Rossandra White, author
Adolescents Elizabeth and Tururu—she’s white, he’s black—share an uneasy friendship on a remote sisal plantation in 1953's Zimbabwe. The country has just been declared part of a British Federation. Resentment to white rule erupts throwing them into the crossfire of political change and ancient ritual. Will their friendship survive? The novel's dual viewpoints afford an intimate glimpse into the two faces of a country at a crucial time in its history.
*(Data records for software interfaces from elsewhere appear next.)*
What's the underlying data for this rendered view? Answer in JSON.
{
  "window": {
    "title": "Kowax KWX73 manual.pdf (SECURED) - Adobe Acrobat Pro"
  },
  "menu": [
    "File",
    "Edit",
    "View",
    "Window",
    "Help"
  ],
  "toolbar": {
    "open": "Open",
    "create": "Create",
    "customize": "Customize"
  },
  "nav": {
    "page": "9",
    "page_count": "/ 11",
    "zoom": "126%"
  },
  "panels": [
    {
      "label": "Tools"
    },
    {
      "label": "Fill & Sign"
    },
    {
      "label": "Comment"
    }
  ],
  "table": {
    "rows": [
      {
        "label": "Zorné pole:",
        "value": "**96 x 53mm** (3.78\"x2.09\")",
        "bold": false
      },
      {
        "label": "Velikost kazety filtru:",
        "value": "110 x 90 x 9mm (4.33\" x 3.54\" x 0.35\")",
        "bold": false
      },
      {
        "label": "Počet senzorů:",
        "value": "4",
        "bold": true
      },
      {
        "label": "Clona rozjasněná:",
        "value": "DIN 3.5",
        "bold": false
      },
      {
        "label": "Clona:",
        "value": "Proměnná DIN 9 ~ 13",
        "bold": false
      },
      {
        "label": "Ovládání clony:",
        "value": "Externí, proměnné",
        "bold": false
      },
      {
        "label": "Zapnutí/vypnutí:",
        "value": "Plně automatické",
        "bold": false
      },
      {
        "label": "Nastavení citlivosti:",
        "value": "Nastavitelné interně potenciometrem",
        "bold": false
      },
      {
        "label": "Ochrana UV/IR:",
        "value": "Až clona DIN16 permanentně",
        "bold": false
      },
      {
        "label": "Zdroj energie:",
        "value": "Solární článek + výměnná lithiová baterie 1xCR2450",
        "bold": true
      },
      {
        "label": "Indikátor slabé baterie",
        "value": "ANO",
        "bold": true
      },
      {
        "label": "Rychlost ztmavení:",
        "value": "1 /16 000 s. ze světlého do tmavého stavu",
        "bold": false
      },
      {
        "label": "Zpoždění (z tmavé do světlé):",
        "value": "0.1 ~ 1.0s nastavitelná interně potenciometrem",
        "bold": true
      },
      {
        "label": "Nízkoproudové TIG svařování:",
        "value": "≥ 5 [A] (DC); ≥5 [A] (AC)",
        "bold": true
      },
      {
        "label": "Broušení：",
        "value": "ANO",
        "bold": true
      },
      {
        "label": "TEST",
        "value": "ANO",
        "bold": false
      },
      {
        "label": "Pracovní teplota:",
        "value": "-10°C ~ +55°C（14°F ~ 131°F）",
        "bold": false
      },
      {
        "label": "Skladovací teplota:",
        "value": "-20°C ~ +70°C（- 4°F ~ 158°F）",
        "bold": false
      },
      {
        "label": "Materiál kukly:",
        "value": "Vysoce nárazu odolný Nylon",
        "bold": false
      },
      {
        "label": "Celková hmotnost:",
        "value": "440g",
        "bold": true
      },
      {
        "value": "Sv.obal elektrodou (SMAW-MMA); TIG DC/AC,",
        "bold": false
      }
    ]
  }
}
White (Loveyoubye) spellbinds with her inspired fiction debut set on a sisal plantation in 1953 Southern Rhodesia (now Zimbabwe). Young Elizabeth McKenzie tries in vain to appease her pregnant mother as she silently questions the dismissive treatment of black servants by her elders. Despite racial tension, she finds friendship with Tururu, son of one of the family’s servants, who struggles to learn ancient incantations and potions for healing and protection from his grandmother Anesu, the local tribal witch doctor. Anesu hopes to rid the valley of whites as British officials force the Federation Day union of Southern Rhodesia and its two neighbor countries. The spirit of rebellion is personified in Anesu’s first grandson and former apprentice Karari. After injuring Anesu with dark magic he cannot control, volatile Karari incites fellow native black kaffirs, who have been given no voting rights, to strike against whites. Tururu must help Anesu stop her rogue apprentice before Karari destroys everyone, including himself. The protagonists encounter not only cultural injustice but malevolent fire spirits and supernatural Shona apparitions. Fine storytelling illuminates this fable about coming of age and the bonds of friendship. (BookLife)